It has been suggested by early 20th century Armenologists that Old Persian Armina and the Greek Armenoi are continuations of an Assyrian toponym Armânum or Armanî. There are certain Bronze Age records identified with the toponym in both Mesopotamian and Egyptian sources. The earliest is from an inscription which mentions Armânum together with Ibla (Ebla) as territories conquered by Naram-Sin of Akkad in ca. 2250 BC identified with an Akkadian colony in the Diarbekr region.
Another mention by pharaoh Thutmose III of Egypt in the 33rd year of his reign (1446 BC) as the people of Ermenen, and says in their land "heaven rests upon its four pillars".
The name has also been claimed as a variant of Urmani (or Urmenu), attested epigraphically in an inscription of Menuas of Urartu.
However, many historians, such as Wayne Horowitz, identify Armanî which was conquered by Naram-Sin of Akkad, with the Syrian city of Aleppo and not with the Armenian Highland.

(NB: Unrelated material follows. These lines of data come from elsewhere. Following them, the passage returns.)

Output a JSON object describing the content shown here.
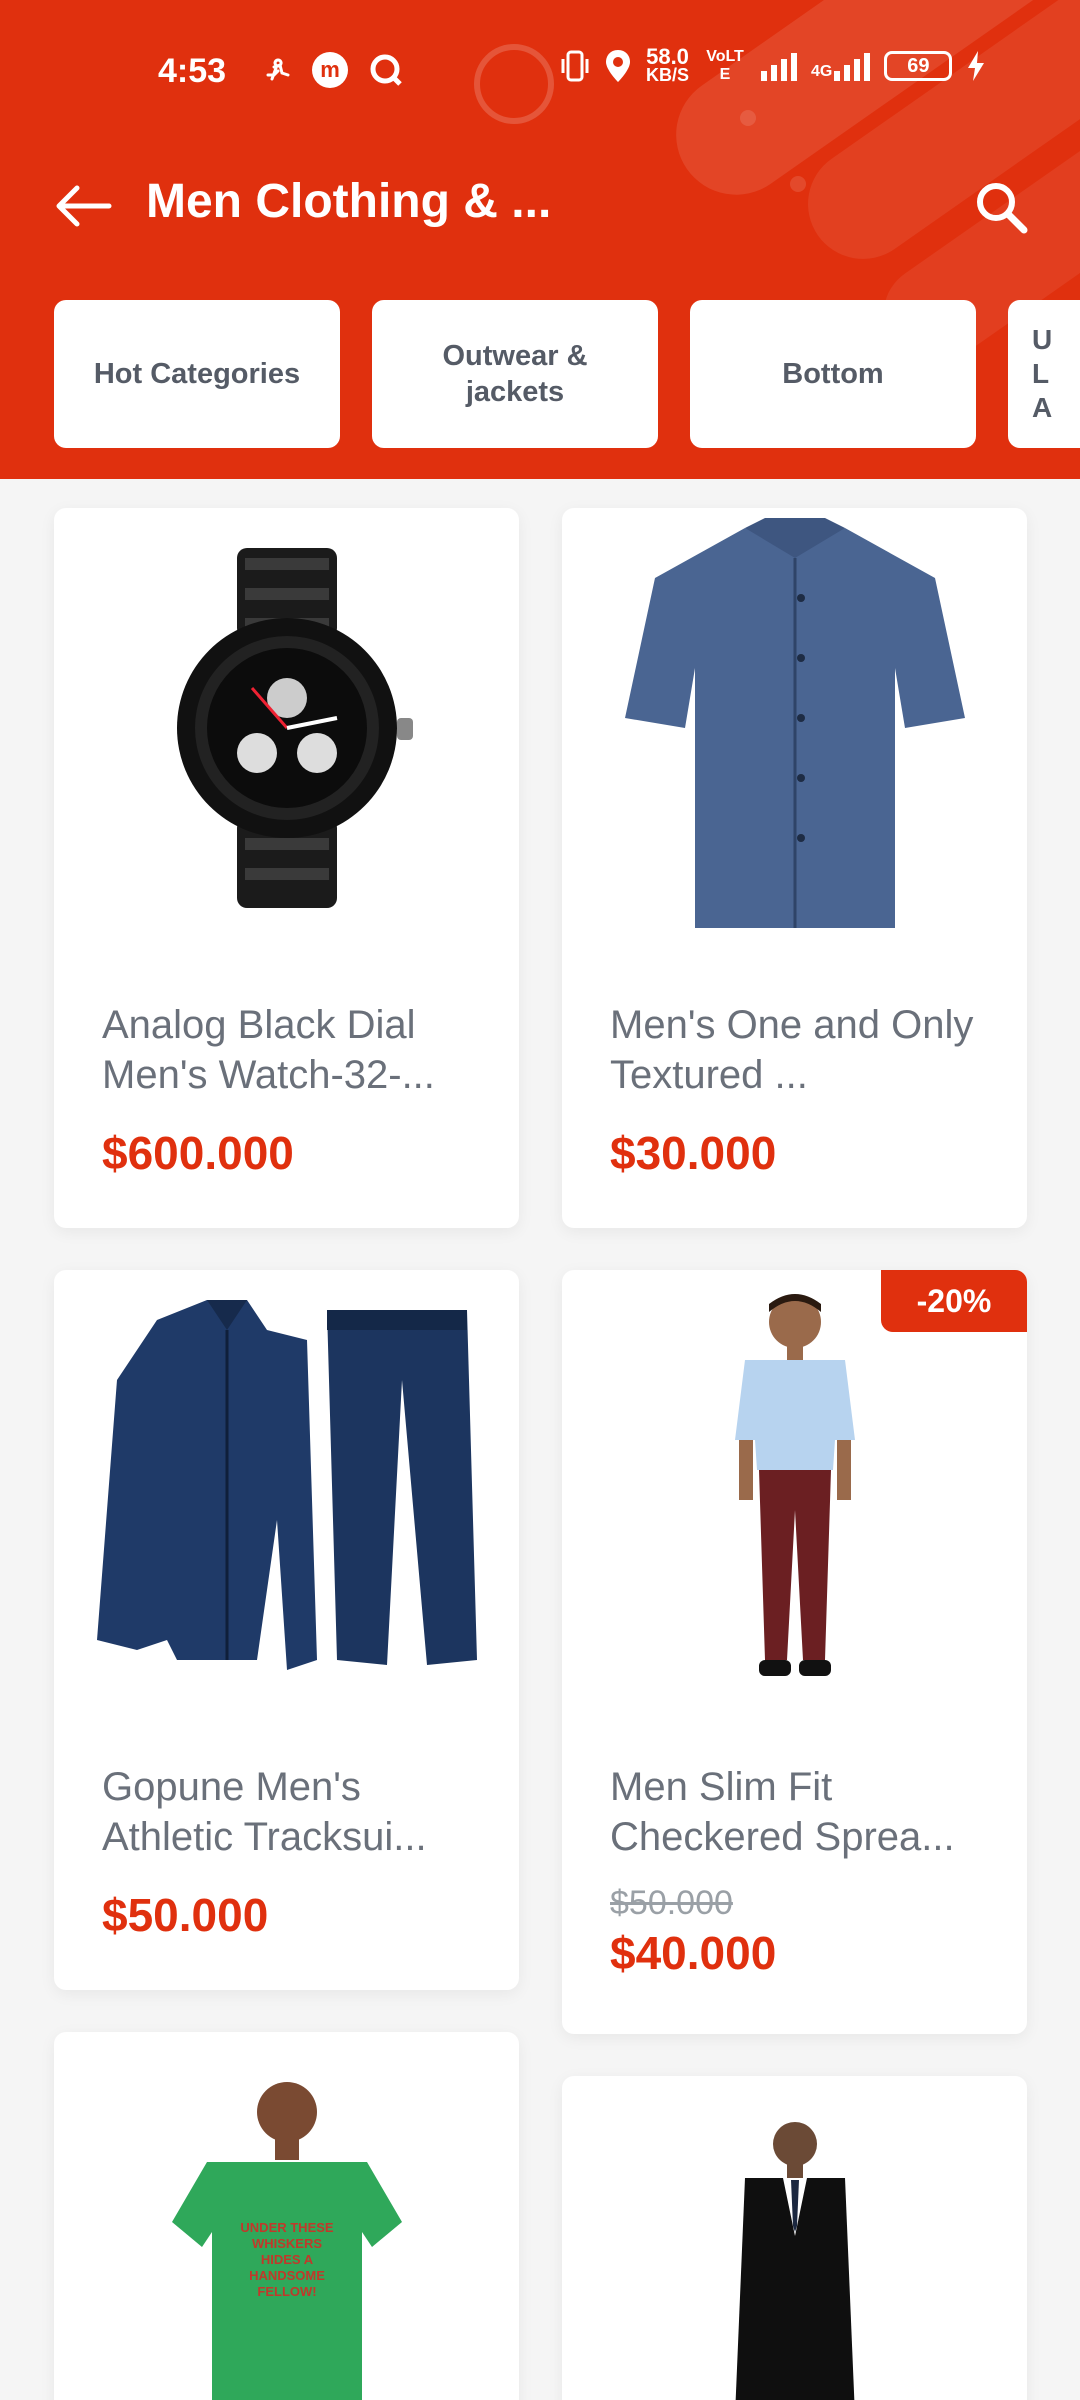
{
  "status_bar": {
    "time": "4:53",
    "speed_value": "58.0",
    "speed_unit": "KB/S",
    "volte": "VoLTE",
    "network": "4G",
    "battery": "69"
  },
  "toolbar": {
    "title": "Men Clothing & ..."
  },
  "categories": [
    {
      "label": "Hot Categories"
    },
    {
      "label": "Outwear & jackets"
    },
    {
      "label": "Bottom"
    },
    {
      "label": "U L A"
    }
  ],
  "products": [
    {
      "name": "Analog Black Dial Men's Watch-32-...",
      "price": "$600.000",
      "old_price": "",
      "badge": "",
      "icon": "watch-image"
    },
    {
      "name": "Men's One and Only Textured ...",
      "price": "$30.000",
      "old_price": "",
      "badge": "",
      "icon": "shirt-image"
    },
    {
      "name": "Gopune Men's Athletic Tracksui...",
      "price": "$50.000",
      "old_price": "",
      "badge": "",
      "icon": "tracksuit-image"
    },
    {
      "name": "Men Slim Fit Checkered Sprea...",
      "price": "$40.000",
      "old_price": "$50.000",
      "badge": "-20%",
      "icon": "model-shirt-image"
    },
    {
      "name": "",
      "price": "",
      "old_price": "",
      "badge": "",
      "icon": "green-tshirt-image",
      "print_text": "UNDER THESE WHISKERS HIDES A HANDSOME FELLOW!"
    },
    {
      "name": "",
      "price": "",
      "old_price": "",
      "badge": "",
      "icon": "black-suit-image"
    }
  ],
  "colors": {
    "brand": "#e0300e",
    "text_muted": "#6a707a"
  }
}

Minni (מנּי) is also a Biblical name of the region, appearing in Jeremiah (Jeremiah 51:27) alongside Ararat and Ashchenaz, probably the same as the Minnai of Assyrian inscriptions, corresponding to the Mannai. Armenia is interpreted by some as Minni, that is, "the mountainous region of the Minni".
The name is connected to the Indo-European root Ar- meaning "assemble/create" which is vastly used in names of or regarding the Sun, light, or fire, found in Ararat, Aryan, Arta etc.
From Hayasa-Azzi (native Armenian name Hayastan):
There have been further speculations as to the existence of a Bronze Age tribe of the Armens (Armans, Armani; Armenian: Արմեններ Armenner, Առամեններ Aṙamenner), either identical to or forming a subset of the Hayasa-Azzi. In this case, Armenia would be an ethnonym rather than a toponym.
This section requires expansion. (October 2010)
Armenologist Nicholas Adontz has rejected some of these speculations in his 1946 book.
Armenian historiographic tradition:
Armenian tradition has an eponymous ancestor, Aram, a lineal descendent of Hayk (Հայկ), son of Harma and father of Ara the Beautiful (according to classical Armenian historian Moses of Chorene).Aram is sometimes equated with Arame of Urartu, the earliest known king of Urartu. The endonym Hayk' (from Classical Armenian) in the same tradition is traced to Hayk himself.
The names Armen and Arman, feminine Arminé, are common given names by Armenians. Armin is also a Persian given name.
Modern terms for Armenians and Armenia in Armenian and neighboring languages:
Հայաստան (Hayastan), Հայք (Hayk')
Text from this biography licensed under creative commons license